* _Directions_
Searching the material below, find each line that includes the word "your", and copy it.

* _Exercise materials_
[Start of section]
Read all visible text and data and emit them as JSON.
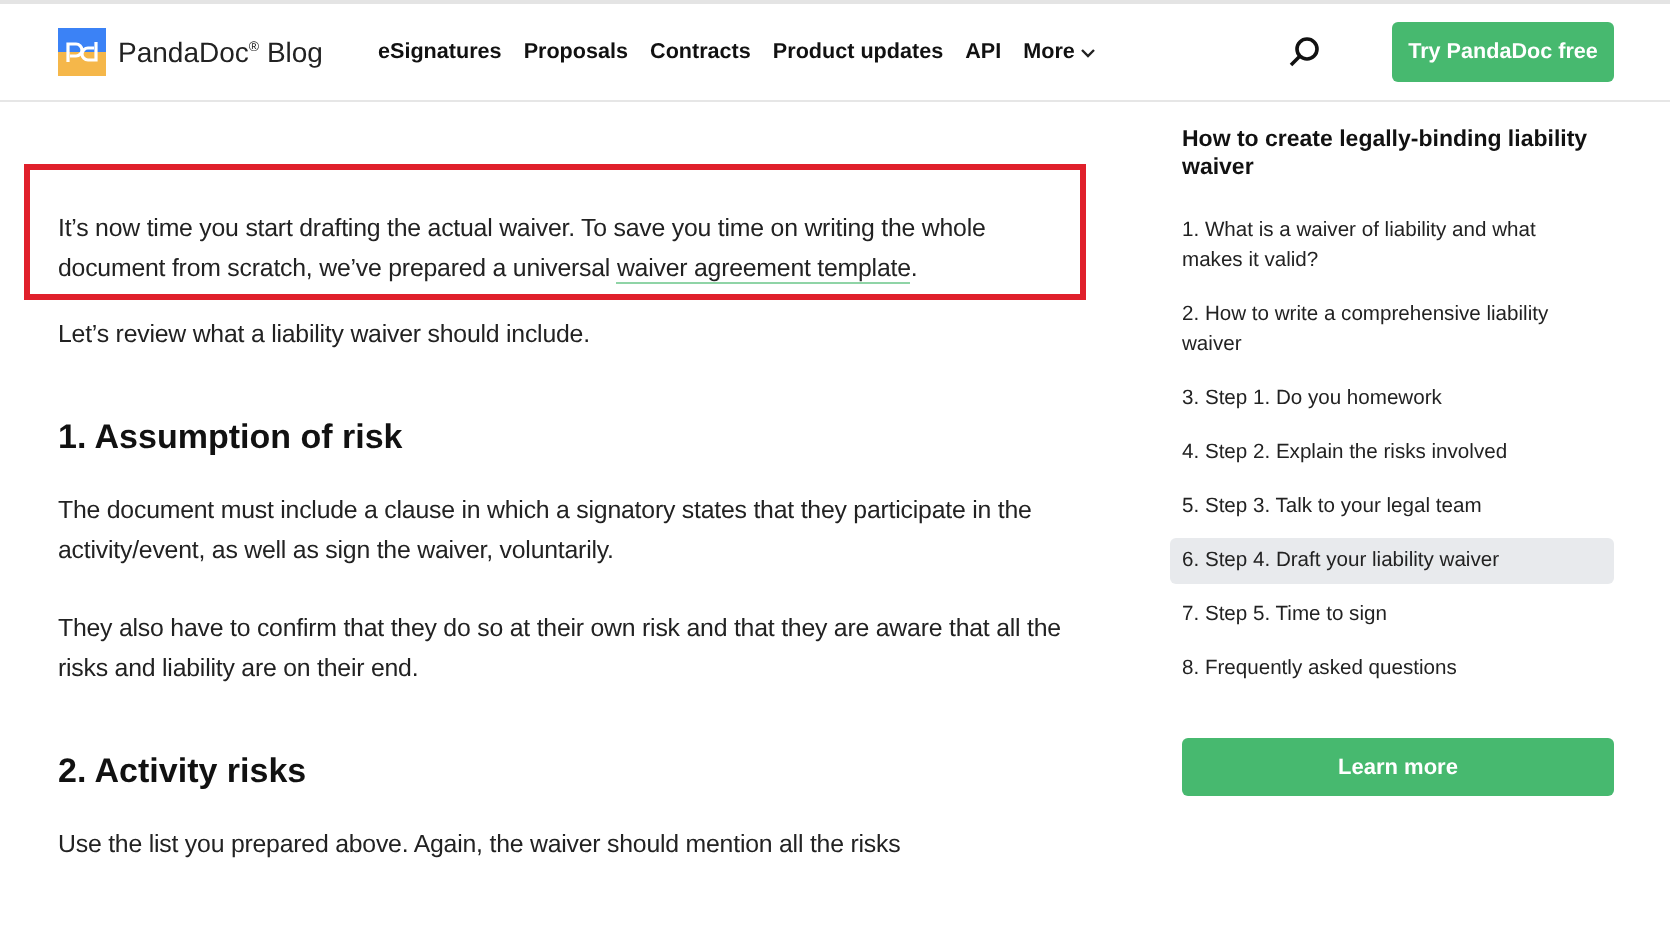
{
  "header": {
    "logo_text": "PandaDoc$^{®}$ Blog",
    "nav": [
      {
        "label": "eSignatures",
        "kind": "link"
      },
      {
        "label": "Proposals",
        "kind": "link"
      },
      {
        "label": "Contracts",
        "kind": "link"
      },
      {
        "label": "Product updates",
        "kind": "link"
      },
      {
        "label": "API",
        "kind": "link"
      },
      {
        "label": "More",
        "kind": "dropdown"
      }
    ],
    "cta": "Try PandaDoc free"
  },
  "article": [
    {
      "kind": "highlighted_paragraph",
      "text": "It’s now time you start drafting the actual waiver. To save you time on writing the whole document from scratch, we’ve prepared a universal ",
      "link": "waiver agreement template",
      "after": "."
    },
    {
      "kind": "paragraph",
      "text": "Let’s review what a liability waiver should include."
    },
    {
      "kind": "heading",
      "text": "1. Assumption of risk"
    },
    {
      "kind": "paragraph",
      "text": "The document must include a clause in which a signatory states that they participate in the activity/event, as well as sign the waiver, voluntarily."
    },
    {
      "kind": "paragraph",
      "text": "They also have to confirm that they do so at their own risk and that they are aware that all the risks and liability are on their end."
    },
    {
      "kind": "heading",
      "text": "2. Activity risks"
    },
    {
      "kind": "paragraph",
      "text": "Use the list you prepared above. Again, the waiver should mention all the risks"
    }
  ],
  "toc": {
    "title": "How to create legally-binding liability waiver",
    "items": [
      {
        "label": "1. What is a waiver of liability and what makes it valid?",
        "selected": false
      },
      {
        "label": "2. How to write a comprehensive liability waiver",
        "selected": false
      },
      {
        "label": "3. Step 1. Do you homework",
        "selected": false
      },
      {
        "label": "4. Step 2. Explain the risks involved",
        "selected": false
      },
      {
        "label": "5. Step 3. Talk to your legal team",
        "selected": false
      },
      {
        "label": "6. Step 4. Draft your liability waiver",
        "selected": true
      },
      {
        "label": "7. Step 5. Time to sign",
        "selected": false
      },
      {
        "label": "8. Frequently asked questions",
        "selected": false
      }
    ],
    "button": "Learn more"
  }
}
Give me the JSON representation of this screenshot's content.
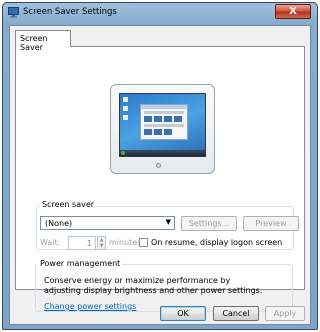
{
  "window": {
    "title": "Screen Saver Settings",
    "close_glyph": "X"
  },
  "tabs": [
    {
      "label": "Screen Saver",
      "selected": true
    }
  ],
  "screen_saver": {
    "group_label": "Screen saver",
    "selected_option": "(None)",
    "settings_button": "Settings...",
    "preview_button": "Preview",
    "wait_label": "Wait:",
    "wait_value": "1",
    "minutes_label": "minutes",
    "resume_checkbox_label": "On resume, display logon screen",
    "resume_checked": false
  },
  "power_management": {
    "group_label": "Power management",
    "description": "Conserve energy or maximize performance by adjusting display brightness and other power settings.",
    "link": "Change power settings"
  },
  "footer": {
    "ok": "OK",
    "cancel": "Cancel",
    "apply": "Apply"
  },
  "colors": {
    "title_gradient": "#86abcc",
    "close_button": "#c9412c",
    "link": "#0066cc",
    "disabled_text": "#a0a0a0"
  },
  "icons": {
    "title": "screen-saver-monitor-icon",
    "dropdown": "chevron-down-icon"
  }
}
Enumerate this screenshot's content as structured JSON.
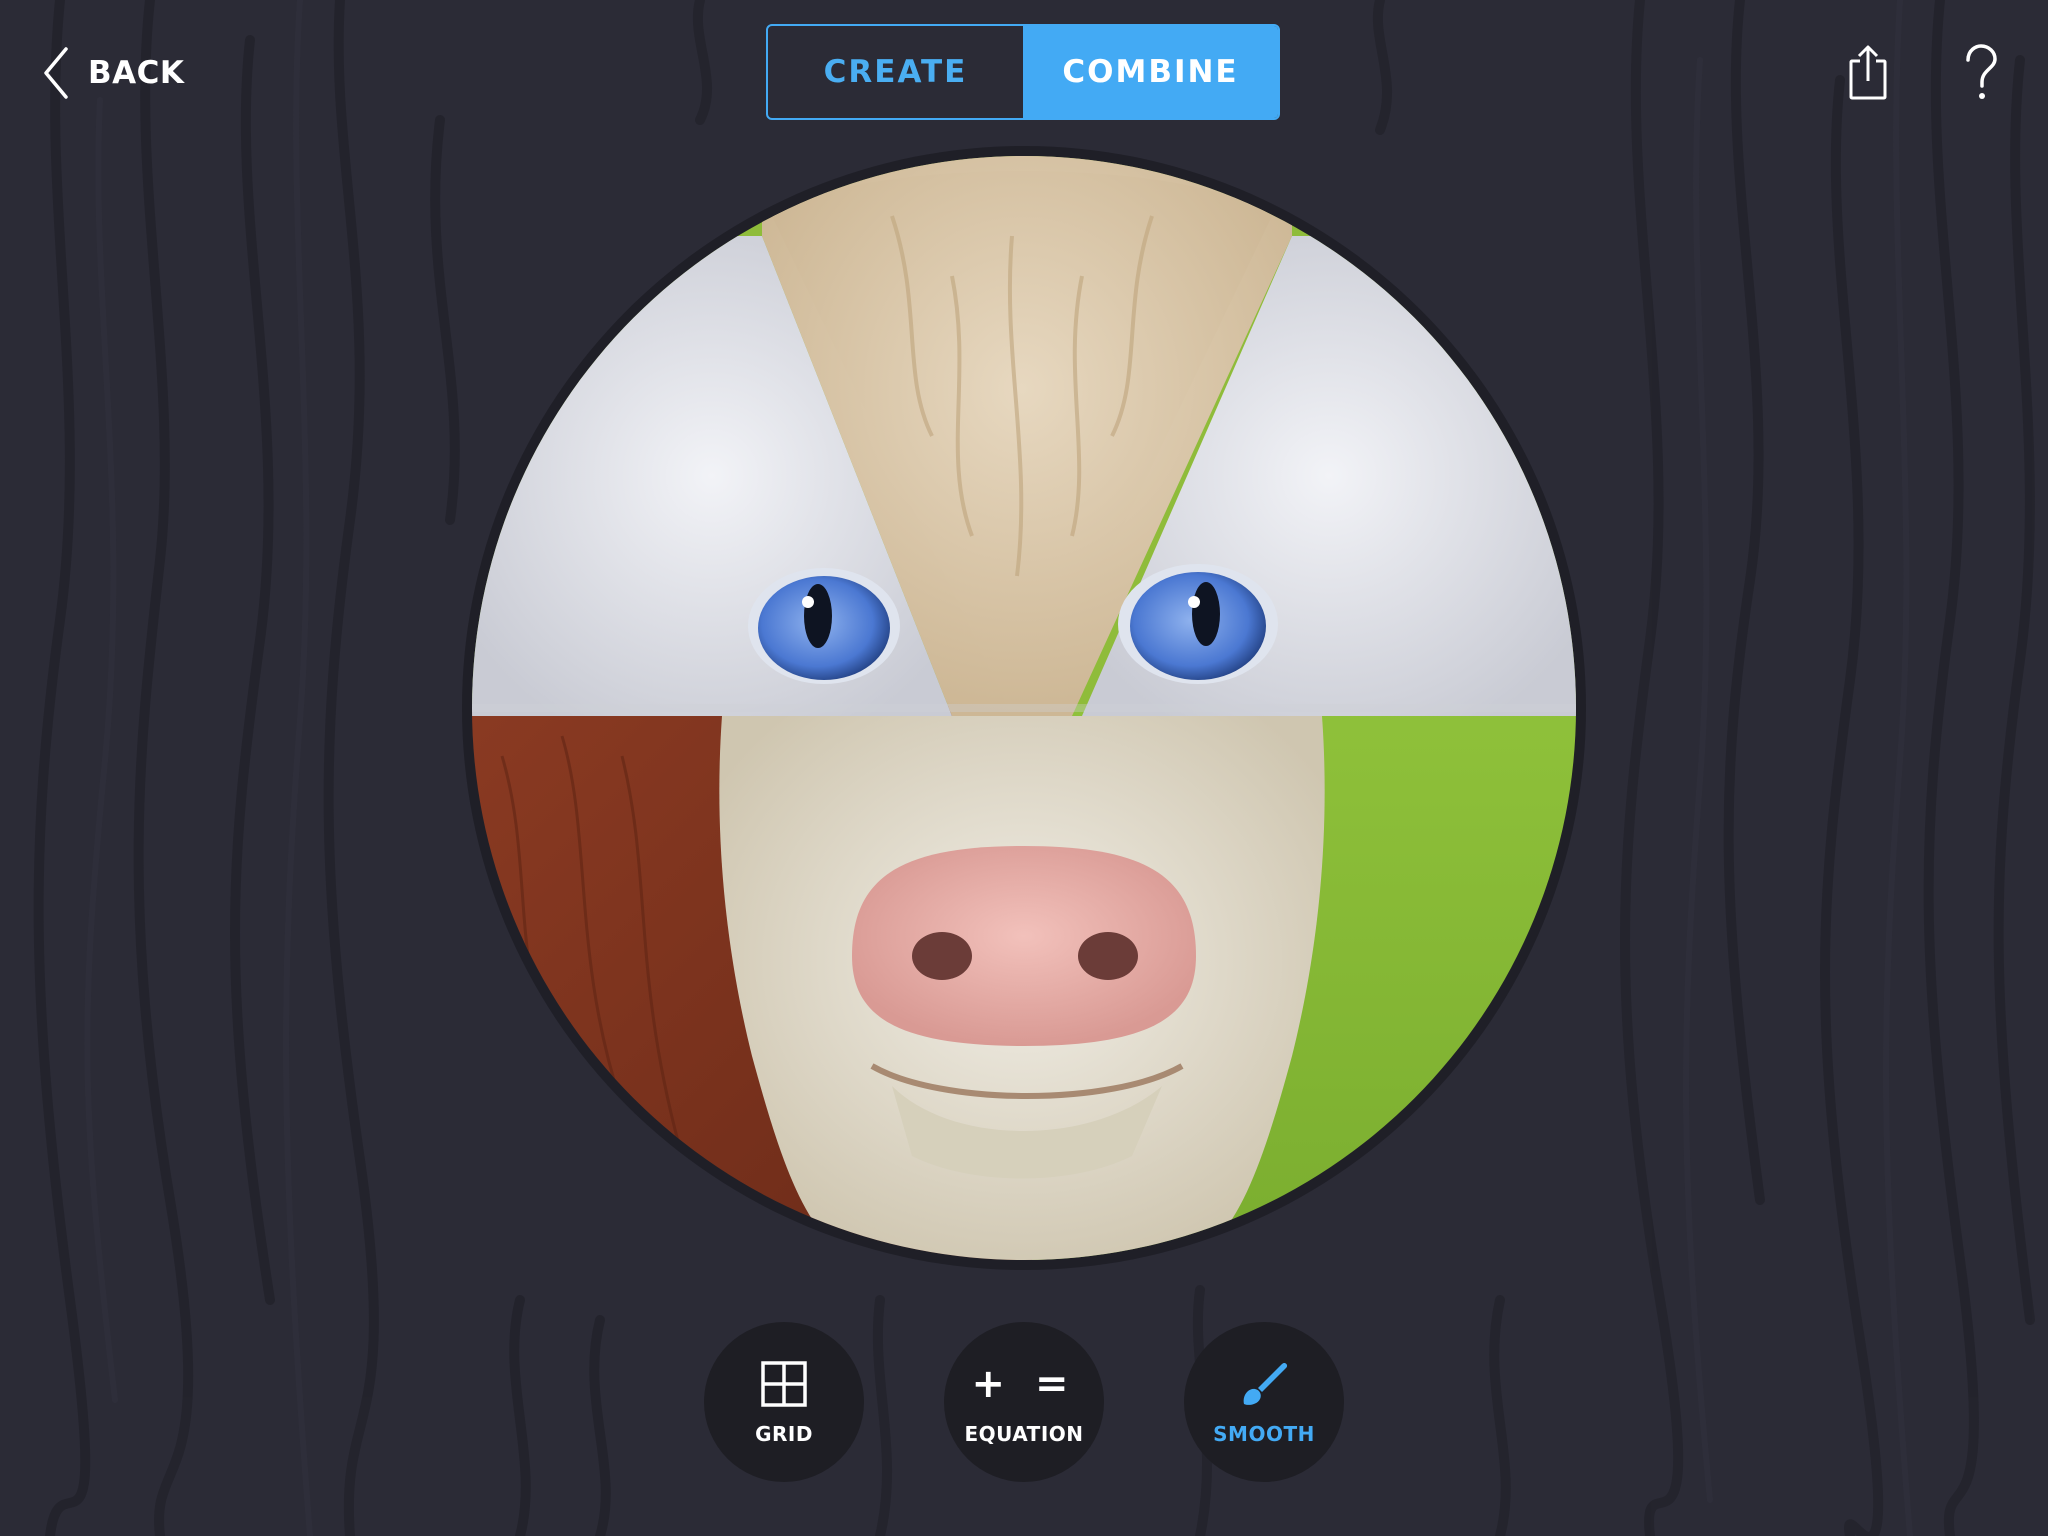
{
  "top_bar": {
    "back_label": "BACK",
    "tabs": [
      {
        "label": "CREATE",
        "selected": false
      },
      {
        "label": "COMBINE",
        "selected": true
      }
    ],
    "share_icon": "share-icon",
    "help_icon": "help-icon"
  },
  "canvas": {
    "description_icon": "combined-animal-face"
  },
  "tools": [
    {
      "label": "GRID",
      "icon": "grid-icon",
      "active": false
    },
    {
      "label": "EQUATION",
      "icon": "plus-equals-icon",
      "glyph": "+ =",
      "active": false
    },
    {
      "label": "SMOOTH",
      "icon": "paintbrush-icon",
      "active": true
    }
  ],
  "colors": {
    "background": "#2b2b36",
    "accent": "#43aaf4",
    "tool_bg": "#1e1e24"
  }
}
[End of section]
* _Solution to the exercise_
        "label": "5. Step 3. Talk to your legal team",
        "label": "6. Step 4. Draft your liability waiver",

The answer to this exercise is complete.